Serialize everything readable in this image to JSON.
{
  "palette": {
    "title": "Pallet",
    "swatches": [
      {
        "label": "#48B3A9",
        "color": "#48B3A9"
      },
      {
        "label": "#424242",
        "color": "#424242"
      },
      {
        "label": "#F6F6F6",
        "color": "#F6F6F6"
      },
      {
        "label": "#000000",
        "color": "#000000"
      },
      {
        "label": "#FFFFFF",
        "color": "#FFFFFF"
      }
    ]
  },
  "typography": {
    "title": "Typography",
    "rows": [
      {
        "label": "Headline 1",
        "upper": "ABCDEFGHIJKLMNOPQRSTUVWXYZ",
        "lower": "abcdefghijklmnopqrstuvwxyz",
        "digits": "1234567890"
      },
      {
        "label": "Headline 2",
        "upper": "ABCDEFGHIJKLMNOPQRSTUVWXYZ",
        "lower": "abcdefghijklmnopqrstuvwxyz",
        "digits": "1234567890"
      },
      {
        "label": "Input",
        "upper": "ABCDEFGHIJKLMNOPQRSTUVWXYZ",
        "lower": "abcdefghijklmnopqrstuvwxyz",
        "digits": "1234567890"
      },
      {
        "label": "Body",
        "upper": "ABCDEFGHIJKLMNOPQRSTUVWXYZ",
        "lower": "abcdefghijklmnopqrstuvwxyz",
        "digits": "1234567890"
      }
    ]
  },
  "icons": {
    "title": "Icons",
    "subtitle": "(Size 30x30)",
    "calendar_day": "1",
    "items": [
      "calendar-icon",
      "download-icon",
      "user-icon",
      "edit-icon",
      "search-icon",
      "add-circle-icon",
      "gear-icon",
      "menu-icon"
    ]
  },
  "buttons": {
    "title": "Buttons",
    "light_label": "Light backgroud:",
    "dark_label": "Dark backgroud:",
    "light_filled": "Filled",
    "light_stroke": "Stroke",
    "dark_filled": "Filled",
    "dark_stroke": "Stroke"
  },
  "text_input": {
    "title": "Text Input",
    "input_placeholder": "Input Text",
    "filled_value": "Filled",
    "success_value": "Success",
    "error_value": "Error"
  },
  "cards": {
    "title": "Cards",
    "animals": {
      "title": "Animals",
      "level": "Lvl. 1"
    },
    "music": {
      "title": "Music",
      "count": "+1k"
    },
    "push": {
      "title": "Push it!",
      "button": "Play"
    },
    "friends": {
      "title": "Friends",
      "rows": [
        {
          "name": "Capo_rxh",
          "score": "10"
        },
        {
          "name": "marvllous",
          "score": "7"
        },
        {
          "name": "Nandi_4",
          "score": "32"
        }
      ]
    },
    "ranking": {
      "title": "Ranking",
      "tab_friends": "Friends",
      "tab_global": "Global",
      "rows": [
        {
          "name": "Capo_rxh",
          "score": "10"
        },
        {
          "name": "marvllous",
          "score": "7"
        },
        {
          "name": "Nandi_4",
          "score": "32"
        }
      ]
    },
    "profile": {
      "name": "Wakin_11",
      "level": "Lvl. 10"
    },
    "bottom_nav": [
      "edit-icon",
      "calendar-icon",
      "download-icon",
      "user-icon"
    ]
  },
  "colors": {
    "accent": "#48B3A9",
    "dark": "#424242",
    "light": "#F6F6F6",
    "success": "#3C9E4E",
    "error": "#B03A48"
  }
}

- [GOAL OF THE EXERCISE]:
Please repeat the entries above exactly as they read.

- [OUTPUT OF THE TASK]:
Serialize everything readable in this image to JSON.
{
  "palette": {
    "title": "Pallet",
    "swatches": [
      {
        "label": "#48B3A9",
        "color": "#48B3A9"
      },
      {
        "label": "#424242",
        "color": "#424242"
      },
      {
        "label": "#F6F6F6",
        "color": "#F6F6F6"
      },
      {
        "label": "#000000",
        "color": "#000000"
      },
      {
        "label": "#FFFFFF",
        "color": "#FFFFFF"
      }
    ]
  },
  "typography": {
    "title": "Typography",
    "rows": [
      {
        "label": "Headline 1",
        "upper": "ABCDEFGHIJKLMNOPQRSTUVWXYZ",
        "lower": "abcdefghijklmnopqrstuvwxyz",
        "digits": "1234567890"
      },
      {
        "label": "Headline 2",
        "upper": "ABCDEFGHIJKLMNOPQRSTUVWXYZ",
        "lower": "abcdefghijklmnopqrstuvwxyz",
        "digits": "1234567890"
      },
      {
        "label": "Input",
        "upper": "ABCDEFGHIJKLMNOPQRSTUVWXYZ",
        "lower": "abcdefghijklmnopqrstuvwxyz",
        "digits": "1234567890"
      },
      {
        "label": "Body",
        "upper": "ABCDEFGHIJKLMNOPQRSTUVWXYZ",
        "lower": "abcdefghijklmnopqrstuvwxyz",
        "digits": "1234567890"
      }
    ]
  },
  "icons": {
    "title": "Icons",
    "subtitle": "(Size 30x30)",
    "calendar_day": "1",
    "items": [
      "calendar-icon",
      "download-icon",
      "user-icon",
      "edit-icon",
      "search-icon",
      "add-circle-icon",
      "gear-icon",
      "menu-icon"
    ]
  },
  "buttons": {
    "title": "Buttons",
    "light_label": "Light backgroud:",
    "dark_label": "Dark backgroud:",
    "light_filled": "Filled",
    "light_stroke": "Stroke",
    "dark_filled": "Filled",
    "dark_stroke": "Stroke"
  },
  "text_input": {
    "title": "Text Input",
    "input_placeholder": "Input Text",
    "filled_value": "Filled",
    "success_value": "Success",
    "error_value": "Error"
  },
  "cards": {
    "title": "Cards",
    "animals": {
      "title": "Animals",
      "level": "Lvl. 1"
    },
    "music": {
      "title": "Music",
      "count": "+1k"
    },
    "push": {
      "title": "Push it!",
      "button": "Play"
    },
    "friends": {
      "title": "Friends",
      "rows": [
        {
          "name": "Capo_rxh",
          "score": "10"
        },
        {
          "name": "marvllous",
          "score": "7"
        },
        {
          "name": "Nandi_4",
          "score": "32"
        }
      ]
    },
    "ranking": {
      "title": "Ranking",
      "tab_friends": "Friends",
      "tab_global": "Global",
      "rows": [
        {
          "name": "Capo_rxh",
          "score": "10"
        },
        {
          "name": "marvllous",
          "score": "7"
        },
        {
          "name": "Nandi_4",
          "score": "32"
        }
      ]
    },
    "profile": {
      "name": "Wakin_11",
      "level": "Lvl. 10"
    },
    "bottom_nav": [
      "edit-icon",
      "calendar-icon",
      "download-icon",
      "user-icon"
    ]
  },
  "colors": {
    "accent": "#48B3A9",
    "dark": "#424242",
    "light": "#F6F6F6",
    "success": "#3C9E4E",
    "error": "#B03A48"
  }
}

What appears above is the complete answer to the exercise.